The number of women having abortions in their 40s has risen by almost one third in a decade, according to new figures.
Experts said the dramatic rise reflects increased sexual activity among older women, and higher numbers of single women and divorcees – who are far more likely than previous generations to have casual sex or short-term relationships...
...The government statistics disclose that the number of abortions for women aged 40 and over has risen by more than 30 per cent since 2000. In total, 8,179 women aged 40 and over terminated pregnancies last year – including more than 650 women above the age of 45, and 21 women aged 50 and over.
Ann Furedi, chief executive of the British Pregnancy Advisory Service, said: "I think women are generally remaining sexually active for longer, and women in their 40s increasingly see themselves as sexual players – whether or not they are in relationships – in a way that they didn't even a decade ago."
Many older women, especially those who came off the contraceptive pill because of their age, were inclined to take chances with contraception, only to be "stunned" when they found themselves pregnant, she said.
The figures include women who had tried to get pregnant in their 40s, only to opt for termination when screening disclosed a high chance of abnormalities such as Down's syndrome – the risk of which rises with age, said Mrs Furedi.
However, most abortions among older women took place before 12 weeks, which is when the first antenatal screening takes place. Among women aged 35 and over [there aren't figures for 40+ on this], just 2,200 abortions occurred after that point.
Josephine Quintavalle, from the Pro-Life Alliance, said: "These figures are extraordinarily depressing – when we see high rates of teen pregnancy we often end up debating whether ignorance is to blame, but you would think that by the age of 40 women would have some idea how things work. It seems incredible that at that age, any woman would take such reckless chances."

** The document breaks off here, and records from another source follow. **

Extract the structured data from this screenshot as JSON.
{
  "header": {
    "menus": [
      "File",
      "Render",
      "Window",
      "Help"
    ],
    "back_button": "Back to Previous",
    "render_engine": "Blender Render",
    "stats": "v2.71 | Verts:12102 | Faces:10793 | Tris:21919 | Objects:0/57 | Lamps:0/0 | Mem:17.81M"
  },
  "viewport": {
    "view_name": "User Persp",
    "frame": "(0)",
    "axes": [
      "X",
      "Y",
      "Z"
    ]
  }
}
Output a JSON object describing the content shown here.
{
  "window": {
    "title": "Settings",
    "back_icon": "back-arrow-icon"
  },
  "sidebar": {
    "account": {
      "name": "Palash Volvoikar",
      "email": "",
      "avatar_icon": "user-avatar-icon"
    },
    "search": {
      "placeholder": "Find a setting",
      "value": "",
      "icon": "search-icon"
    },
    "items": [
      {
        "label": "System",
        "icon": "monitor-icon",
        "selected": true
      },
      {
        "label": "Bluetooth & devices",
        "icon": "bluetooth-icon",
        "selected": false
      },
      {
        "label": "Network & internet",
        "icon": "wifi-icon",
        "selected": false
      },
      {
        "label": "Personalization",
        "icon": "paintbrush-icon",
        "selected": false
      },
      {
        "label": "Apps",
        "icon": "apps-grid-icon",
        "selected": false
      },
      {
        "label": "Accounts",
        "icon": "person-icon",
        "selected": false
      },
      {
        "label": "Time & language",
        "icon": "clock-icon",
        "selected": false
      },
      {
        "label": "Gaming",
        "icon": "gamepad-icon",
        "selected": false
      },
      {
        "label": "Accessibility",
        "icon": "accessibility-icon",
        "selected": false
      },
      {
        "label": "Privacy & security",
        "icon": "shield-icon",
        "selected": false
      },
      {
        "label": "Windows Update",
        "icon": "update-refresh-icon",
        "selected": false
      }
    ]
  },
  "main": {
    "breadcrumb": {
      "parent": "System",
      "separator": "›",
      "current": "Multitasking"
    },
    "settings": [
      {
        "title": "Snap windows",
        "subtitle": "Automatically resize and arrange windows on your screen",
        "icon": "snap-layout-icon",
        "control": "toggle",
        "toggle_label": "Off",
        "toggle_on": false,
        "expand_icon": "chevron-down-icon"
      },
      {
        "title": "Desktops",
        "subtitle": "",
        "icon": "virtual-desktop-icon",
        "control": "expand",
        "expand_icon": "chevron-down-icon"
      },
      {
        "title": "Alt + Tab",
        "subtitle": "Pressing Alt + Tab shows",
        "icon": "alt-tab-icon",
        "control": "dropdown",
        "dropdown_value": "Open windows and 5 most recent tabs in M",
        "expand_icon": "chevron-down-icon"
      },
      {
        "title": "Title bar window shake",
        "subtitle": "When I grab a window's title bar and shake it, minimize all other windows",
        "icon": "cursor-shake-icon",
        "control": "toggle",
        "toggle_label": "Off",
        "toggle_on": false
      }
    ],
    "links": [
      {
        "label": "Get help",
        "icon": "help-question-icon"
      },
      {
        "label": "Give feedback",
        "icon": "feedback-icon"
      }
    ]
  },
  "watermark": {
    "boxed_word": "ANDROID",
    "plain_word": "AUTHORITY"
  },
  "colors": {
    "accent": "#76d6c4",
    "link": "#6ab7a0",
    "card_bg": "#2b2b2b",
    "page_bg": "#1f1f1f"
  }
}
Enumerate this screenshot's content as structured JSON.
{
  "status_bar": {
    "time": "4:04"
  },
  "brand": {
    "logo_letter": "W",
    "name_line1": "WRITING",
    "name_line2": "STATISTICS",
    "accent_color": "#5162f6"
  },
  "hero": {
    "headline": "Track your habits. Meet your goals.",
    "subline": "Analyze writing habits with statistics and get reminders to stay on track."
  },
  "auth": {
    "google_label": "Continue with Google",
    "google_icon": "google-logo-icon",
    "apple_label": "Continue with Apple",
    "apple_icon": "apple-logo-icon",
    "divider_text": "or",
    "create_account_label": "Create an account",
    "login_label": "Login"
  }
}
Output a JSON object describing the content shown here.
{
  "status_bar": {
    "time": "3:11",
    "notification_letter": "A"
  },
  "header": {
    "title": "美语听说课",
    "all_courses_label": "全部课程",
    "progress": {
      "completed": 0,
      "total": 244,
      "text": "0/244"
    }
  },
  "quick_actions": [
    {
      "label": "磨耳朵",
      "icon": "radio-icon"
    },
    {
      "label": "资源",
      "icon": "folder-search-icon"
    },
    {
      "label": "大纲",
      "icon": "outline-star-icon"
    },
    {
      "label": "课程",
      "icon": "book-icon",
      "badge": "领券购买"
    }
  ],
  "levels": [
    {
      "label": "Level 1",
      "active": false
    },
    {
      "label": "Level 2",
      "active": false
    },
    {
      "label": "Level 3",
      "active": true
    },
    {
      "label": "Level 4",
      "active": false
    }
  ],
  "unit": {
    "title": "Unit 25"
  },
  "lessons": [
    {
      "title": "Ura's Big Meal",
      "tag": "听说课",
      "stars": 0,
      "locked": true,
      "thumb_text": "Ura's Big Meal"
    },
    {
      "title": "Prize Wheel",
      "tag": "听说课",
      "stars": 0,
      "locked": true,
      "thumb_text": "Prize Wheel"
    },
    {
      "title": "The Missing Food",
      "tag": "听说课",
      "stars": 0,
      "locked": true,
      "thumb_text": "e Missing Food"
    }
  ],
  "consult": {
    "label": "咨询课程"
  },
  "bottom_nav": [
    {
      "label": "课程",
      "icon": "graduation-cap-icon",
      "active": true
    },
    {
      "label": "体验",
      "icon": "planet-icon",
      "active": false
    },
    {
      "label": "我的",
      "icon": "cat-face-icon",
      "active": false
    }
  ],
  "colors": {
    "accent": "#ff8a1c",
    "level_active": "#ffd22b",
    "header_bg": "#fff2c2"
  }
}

The figures reflect large-scale social changes in recent years.
The percentage of single women in Britain has more than doubled in the past three decades, with 43 per cent of women under 50 never having married in 2009...
...Separately, studies have established that men and women in their 30s and 40s are less likely than teenagers to practise safe sex.
While almost 70 per cent of those aged between 16 and 19 use a condom when having sex with a new partner, the figure is less than 35 per cent among those aged between 35 and 44, according to a study published in the International Journal of Epidemiology.
And in 2008, an international study suggested British men and women were the most promiscuous western industrial nation.
The academic study, which examined the numbers of one-night stands, sexual partners and attitudes to casual sex among 14,000 people in 48 countries, found Britons were the most promiscuous – ahead of Australia, the US, France, the Netherlands, Italy and Germany.
At the same time, women are having babies past the age of 40 in dramatically increasing numbers – echoing the increase in abortions.
Figures published earlier this year showed that some 27,000 babies were born to women over 40 last year in Britain, a number which has doubled over the past two decades.
Many are having their first baby at 40 or above, something which was exceptionally rare in previous generations.
A report last year by the Organisation for Economic Co-operation and Development concluded that women in Britain are among the latest to start having families.
The average age for a women having her first child in this country is almost 30, compared with 25 in the United States, and 28 and a half in France.
Fertility treatments have partly fuelled the increase in births over 40, but some of those treatments end in termination.
Last year, statistics disclosed than an average of 80 abortions a year are carried out in England and Wales following IVF treatment – many likely to be because of the higher rates of abnormalities associated with late motherhood, particularly Down's syndrome.
And many women do not have children at all: a study of women in their late 40s found that some 19 per cent arrive at the menopause childless – a figure exceeded by only three countries in Europe: Germany, Finland and Italy, was there a higher percentage of women who ended their reproductive lives childless.
David Willetts, now minister for universities and science, sparked controversy in opposition when he said that a "Bridget Jones generation" of well-educated young women who cannot find a suitable match was fuelling the collapse of the family.
Because more women than men were gaining degrees, women struggled to find a partner with good career prospects, and men were no longer given the opportunity to "bring home the bacon", which was bad for families, he said.